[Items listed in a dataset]
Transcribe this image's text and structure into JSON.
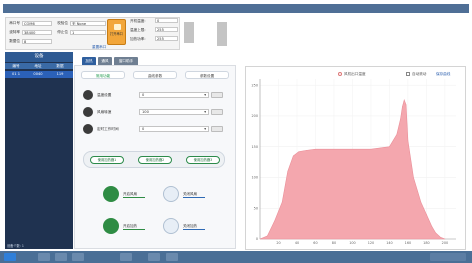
{
  "serial": {
    "fields": [
      {
        "label": "串口号",
        "value": "COM6"
      },
      {
        "label": "波特率",
        "value": "38400"
      },
      {
        "label": "数据位",
        "value": "8"
      }
    ],
    "fields2": [
      {
        "label": "校验位",
        "value": "无 None"
      },
      {
        "label": "停止位",
        "value": "1"
      }
    ],
    "open_button": "打开串口",
    "reset_link": "重置串口",
    "send_fields": [
      {
        "label": "开机温度:",
        "value": "0"
      },
      {
        "label": "温度上限:",
        "value": "255"
      },
      {
        "label": "加热功率:",
        "value": "255"
      }
    ]
  },
  "left_panel": {
    "title": "设备",
    "headers": [
      "编号",
      "地址",
      "数据"
    ],
    "rows": [
      [
        "01 1",
        "0040",
        "119"
      ]
    ],
    "footer": "设备个数: 1"
  },
  "tabs": [
    "加热",
    "通风",
    "窗口助手"
  ],
  "subtabs": [
    "常用功能",
    "曲线参数",
    "参数设置"
  ],
  "controls": [
    {
      "name": "温度设置",
      "value": "0",
      "icon": "thermometer-icon"
    },
    {
      "name": "风扇转速",
      "value": "100",
      "icon": "fan-icon"
    },
    {
      "name": "定时工作时间",
      "value": "0",
      "icon": "clock-icon"
    }
  ],
  "group_buttons": [
    "使用加热器1",
    "使用加热器2",
    "使用加热器3"
  ],
  "actions": [
    {
      "label": "开启风扇",
      "icon": "fan-on-icon",
      "color": "#2f8c44"
    },
    {
      "label": "关闭风扇",
      "icon": "fan-off-icon",
      "color": "#2f8c44"
    },
    {
      "label": "开启加热",
      "icon": "check-icon",
      "color": "#2f8c44"
    },
    {
      "label": "关闭加热",
      "icon": "cross-icon",
      "color": "#2f8c44"
    }
  ],
  "chart_data": {
    "type": "area",
    "title": "",
    "legend": [
      {
        "name": "风机出口温度",
        "color": "#f4a0a8"
      }
    ],
    "options": [
      "自动滚动",
      "保存曲线"
    ],
    "xlabel": "",
    "ylabel": "",
    "x_ticks": [
      20,
      40,
      60,
      80,
      100,
      120,
      140,
      160,
      180,
      200
    ],
    "y_ticks": [
      0,
      50,
      100,
      150,
      200,
      250
    ],
    "xlim": [
      0,
      212
    ],
    "ylim": [
      0,
      260
    ],
    "x": [
      0,
      8,
      16,
      24,
      30,
      36,
      42,
      50,
      60,
      80,
      100,
      120,
      140,
      148,
      152,
      154,
      156,
      158,
      160,
      166,
      170,
      174,
      180,
      186,
      190,
      195,
      200
    ],
    "y": [
      0,
      5,
      30,
      60,
      110,
      135,
      142,
      144,
      146,
      146,
      146,
      146,
      150,
      170,
      195,
      215,
      226,
      218,
      160,
      100,
      80,
      60,
      40,
      20,
      10,
      3,
      0
    ],
    "grid": true,
    "colors": {
      "fill": "#f4a7ae",
      "stroke": "#ea8f99"
    }
  },
  "colors": {
    "accent": "#2f5f9e",
    "header": "#4f6f96"
  }
}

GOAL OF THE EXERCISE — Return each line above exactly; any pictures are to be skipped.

RESPONSE —
Transcribe this image's text and structure into JSON.
{
  "serial": {
    "fields": [
      {
        "label": "串口号",
        "value": "COM6"
      },
      {
        "label": "波特率",
        "value": "38400"
      },
      {
        "label": "数据位",
        "value": "8"
      }
    ],
    "fields2": [
      {
        "label": "校验位",
        "value": "无 None"
      },
      {
        "label": "停止位",
        "value": "1"
      }
    ],
    "open_button": "打开串口",
    "reset_link": "重置串口",
    "send_fields": [
      {
        "label": "开机温度:",
        "value": "0"
      },
      {
        "label": "温度上限:",
        "value": "255"
      },
      {
        "label": "加热功率:",
        "value": "255"
      }
    ]
  },
  "left_panel": {
    "title": "设备",
    "headers": [
      "编号",
      "地址",
      "数据"
    ],
    "rows": [
      [
        "01 1",
        "0040",
        "119"
      ]
    ],
    "footer": "设备个数: 1"
  },
  "tabs": [
    "加热",
    "通风",
    "窗口助手"
  ],
  "subtabs": [
    "常用功能",
    "曲线参数",
    "参数设置"
  ],
  "controls": [
    {
      "name": "温度设置",
      "value": "0",
      "icon": "thermometer-icon"
    },
    {
      "name": "风扇转速",
      "value": "100",
      "icon": "fan-icon"
    },
    {
      "name": "定时工作时间",
      "value": "0",
      "icon": "clock-icon"
    }
  ],
  "group_buttons": [
    "使用加热器1",
    "使用加热器2",
    "使用加热器3"
  ],
  "actions": [
    {
      "label": "开启风扇",
      "icon": "fan-on-icon",
      "color": "#2f8c44"
    },
    {
      "label": "关闭风扇",
      "icon": "fan-off-icon",
      "color": "#2f8c44"
    },
    {
      "label": "开启加热",
      "icon": "check-icon",
      "color": "#2f8c44"
    },
    {
      "label": "关闭加热",
      "icon": "cross-icon",
      "color": "#2f8c44"
    }
  ],
  "chart_data": {
    "type": "area",
    "title": "",
    "legend": [
      {
        "name": "风机出口温度",
        "color": "#f4a0a8"
      }
    ],
    "options": [
      "自动滚动",
      "保存曲线"
    ],
    "xlabel": "",
    "ylabel": "",
    "x_ticks": [
      20,
      40,
      60,
      80,
      100,
      120,
      140,
      160,
      180,
      200
    ],
    "y_ticks": [
      0,
      50,
      100,
      150,
      200,
      250
    ],
    "xlim": [
      0,
      212
    ],
    "ylim": [
      0,
      260
    ],
    "x": [
      0,
      8,
      16,
      24,
      30,
      36,
      42,
      50,
      60,
      80,
      100,
      120,
      140,
      148,
      152,
      154,
      156,
      158,
      160,
      166,
      170,
      174,
      180,
      186,
      190,
      195,
      200
    ],
    "y": [
      0,
      5,
      30,
      60,
      110,
      135,
      142,
      144,
      146,
      146,
      146,
      146,
      150,
      170,
      195,
      215,
      226,
      218,
      160,
      100,
      80,
      60,
      40,
      20,
      10,
      3,
      0
    ],
    "grid": true,
    "colors": {
      "fill": "#f4a7ae",
      "stroke": "#ea8f99"
    }
  },
  "colors": {
    "accent": "#2f5f9e",
    "header": "#4f6f96"
  }
}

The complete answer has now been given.